TASK BRIEF
Tally the lines below containing "gate" and report only the total.

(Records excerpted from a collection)
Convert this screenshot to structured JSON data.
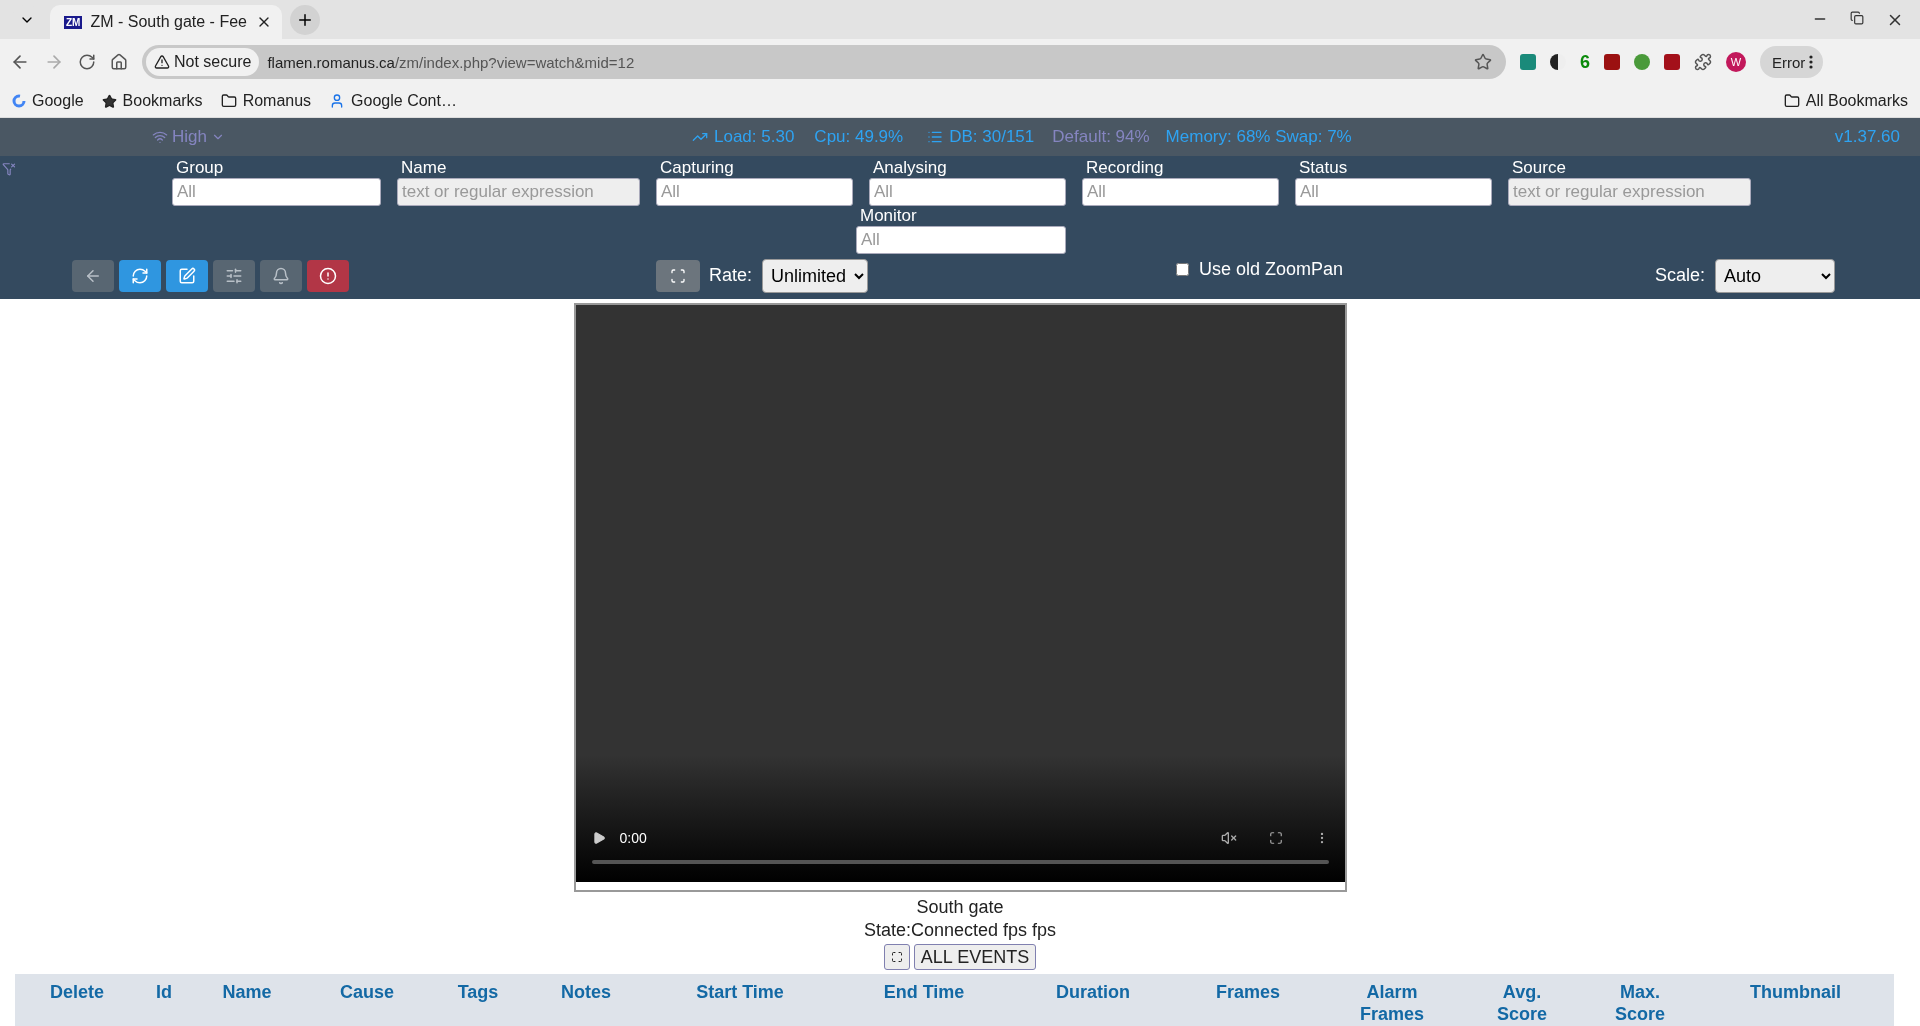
{
  "browser": {
    "tabs": [
      {
        "favicon": "ZM",
        "title": "ZM - South gate - Fee",
        "selected": true
      }
    ],
    "address": {
      "security": "Not secure",
      "host": "flamen.romanus.ca",
      "path": "/zm/index.php?view=watch&mid=12"
    },
    "extension_badge": "6",
    "profile": "W",
    "profile_status": "Error",
    "bookmarks": [
      {
        "kind": "google",
        "label": "Google"
      },
      {
        "kind": "star",
        "label": "Bookmarks"
      },
      {
        "kind": "folder",
        "label": "Romanus"
      },
      {
        "kind": "contacts",
        "label": "Google Cont…"
      }
    ],
    "all_bookmarks": "All Bookmarks"
  },
  "status": {
    "bandwidth": "High",
    "load": "Load: 5.30",
    "cpu": "Cpu: 49.9%",
    "db": "DB: 30/151",
    "disk": "Default: 94%",
    "memory": "Memory: 68% Swap: 7%",
    "version": "v1.37.60"
  },
  "filters": [
    {
      "label": "Group",
      "kind": "select",
      "placeholder": "All"
    },
    {
      "label": "Name",
      "kind": "text",
      "placeholder": "text or regular expression"
    },
    {
      "label": "Capturing",
      "kind": "select",
      "placeholder": "All"
    },
    {
      "label": "Analysing",
      "kind": "select",
      "placeholder": "All"
    },
    {
      "label": "Recording",
      "kind": "select",
      "placeholder": "All"
    },
    {
      "label": "Status",
      "kind": "select",
      "placeholder": "All"
    },
    {
      "label": "Source",
      "kind": "text",
      "placeholder": "text or regular expression"
    },
    {
      "label": "Monitor",
      "kind": "select",
      "placeholder": "All"
    }
  ],
  "actions": [
    {
      "kind": "back"
    },
    {
      "kind": "refresh"
    },
    {
      "kind": "edit"
    },
    {
      "kind": "settings"
    },
    {
      "kind": "alarm"
    },
    {
      "kind": "alert"
    }
  ],
  "rate": {
    "label": "Rate:",
    "value": "Unlimited"
  },
  "zoompan": {
    "label": "Use old ZoomPan",
    "checked": false
  },
  "scale": {
    "label": "Scale:",
    "value": "Auto"
  },
  "video": {
    "time": "0:00",
    "muted": true
  },
  "monitor_name": "South gate",
  "monitor_state": "State:Connected fps fps",
  "all_events": "ALL EVENTS",
  "events_table": {
    "columns": [
      "Delete",
      "Id",
      "Name",
      "Cause",
      "Tags",
      "Notes",
      "Start Time",
      "End Time",
      "Duration",
      "Frames",
      "Alarm Frames",
      "Avg. Score",
      "Max. Score",
      "Thumbnail"
    ]
  }
}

TASK OUTPUT
2